Foer's second novel, Extremely Loud and Incredibly Close was long-awaited after his highly praised first novel, Everything Is Illuminated. Some critics enjoyed the second novel, especially the nine-year-old narrator and Foer's ability to breath life into his characters. However, other critics have written that Foer's second novel is a reflection of his first. Those critics found some of Foer's departures from tradition to be "gimmicky" and they still do not care for the gimmicks.
Positive reviews include that of Matthew L. Moffett, from the School Library Journal. Moffet finds Extremely Loud and Incredibly Close to be well written, particularly the ending. Moffett writes that Foer's second novel has "a powerful conclusion that will make even the most jaded hearts fall." Foer is able to write about heart-wrenching tragedies, many critics pointed out, without falling into sentimentality. Olivia Glazebrook, of London's Spectator, agrees: "This book is a heartbreaker: tragic, funny, intensely moving."

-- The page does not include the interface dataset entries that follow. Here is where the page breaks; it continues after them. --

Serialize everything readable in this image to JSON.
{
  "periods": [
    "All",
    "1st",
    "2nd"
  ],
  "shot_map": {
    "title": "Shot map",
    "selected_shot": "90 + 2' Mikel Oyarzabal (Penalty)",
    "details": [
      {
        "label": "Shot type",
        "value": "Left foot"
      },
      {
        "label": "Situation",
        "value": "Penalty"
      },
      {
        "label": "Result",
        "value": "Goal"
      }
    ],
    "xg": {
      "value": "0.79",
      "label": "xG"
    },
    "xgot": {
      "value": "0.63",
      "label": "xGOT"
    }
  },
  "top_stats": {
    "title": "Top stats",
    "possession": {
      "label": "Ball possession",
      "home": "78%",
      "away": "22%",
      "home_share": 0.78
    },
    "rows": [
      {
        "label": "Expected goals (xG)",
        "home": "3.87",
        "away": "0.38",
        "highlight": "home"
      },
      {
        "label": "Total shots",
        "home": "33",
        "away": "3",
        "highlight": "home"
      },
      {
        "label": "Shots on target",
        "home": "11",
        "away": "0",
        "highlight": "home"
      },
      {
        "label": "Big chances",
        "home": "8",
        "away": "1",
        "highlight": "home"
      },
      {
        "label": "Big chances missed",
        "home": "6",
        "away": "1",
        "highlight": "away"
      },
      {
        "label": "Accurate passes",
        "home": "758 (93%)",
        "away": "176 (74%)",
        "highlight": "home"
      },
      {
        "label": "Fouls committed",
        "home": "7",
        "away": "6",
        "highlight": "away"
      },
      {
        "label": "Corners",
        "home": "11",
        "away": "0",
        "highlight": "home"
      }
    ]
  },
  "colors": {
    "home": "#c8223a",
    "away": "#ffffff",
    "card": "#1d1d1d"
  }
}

A number of critics have wondered about Foer's penchant for the tragic. Laura Miller, writing for the publication New York, explores a possible reason why Foer might be fascinated by tragedies. "What attracts Foer to these tragedies," Miller writes, "isn't so much their historical resonance as their emotional power." Miller references Foer's skill as a writer, agreeing with other critics that one of Foer's strengths is his ability to create sad characters without making them overly emotional: "He's drawn to pathos, but being a smart and self-conscious young writer, he's also painfully aware of the perils of sentimentality." An anonymous reviewer for Publishers Weekly offers a similar response, saying that Foer is "one of the few contemporary writers willing to risk sentimentalism in order to address great questions of truth, love and beauty."
Not all critics are on board with Foer's style. One of the “gimmicks” some critics find objectionable is Foer’s insertion of photographs that supposedly come from the young narrator's journal. There are also the letters from Oskar's grandparents that fill in the gaps of Oskar's background. Some pages in the book only contain a few words; and at one point a page contains only numbers. The Washington Post critic Ron Charles is distracted by theses so-called gimmicks. He prefers the straight storyline....
(The entire section is 527 words.)
Want to Read More?
Subscribe now to read the rest of Extremely Loud and Incredibly Close Critical Essays. Plus get complete access to 30,000+ study guides!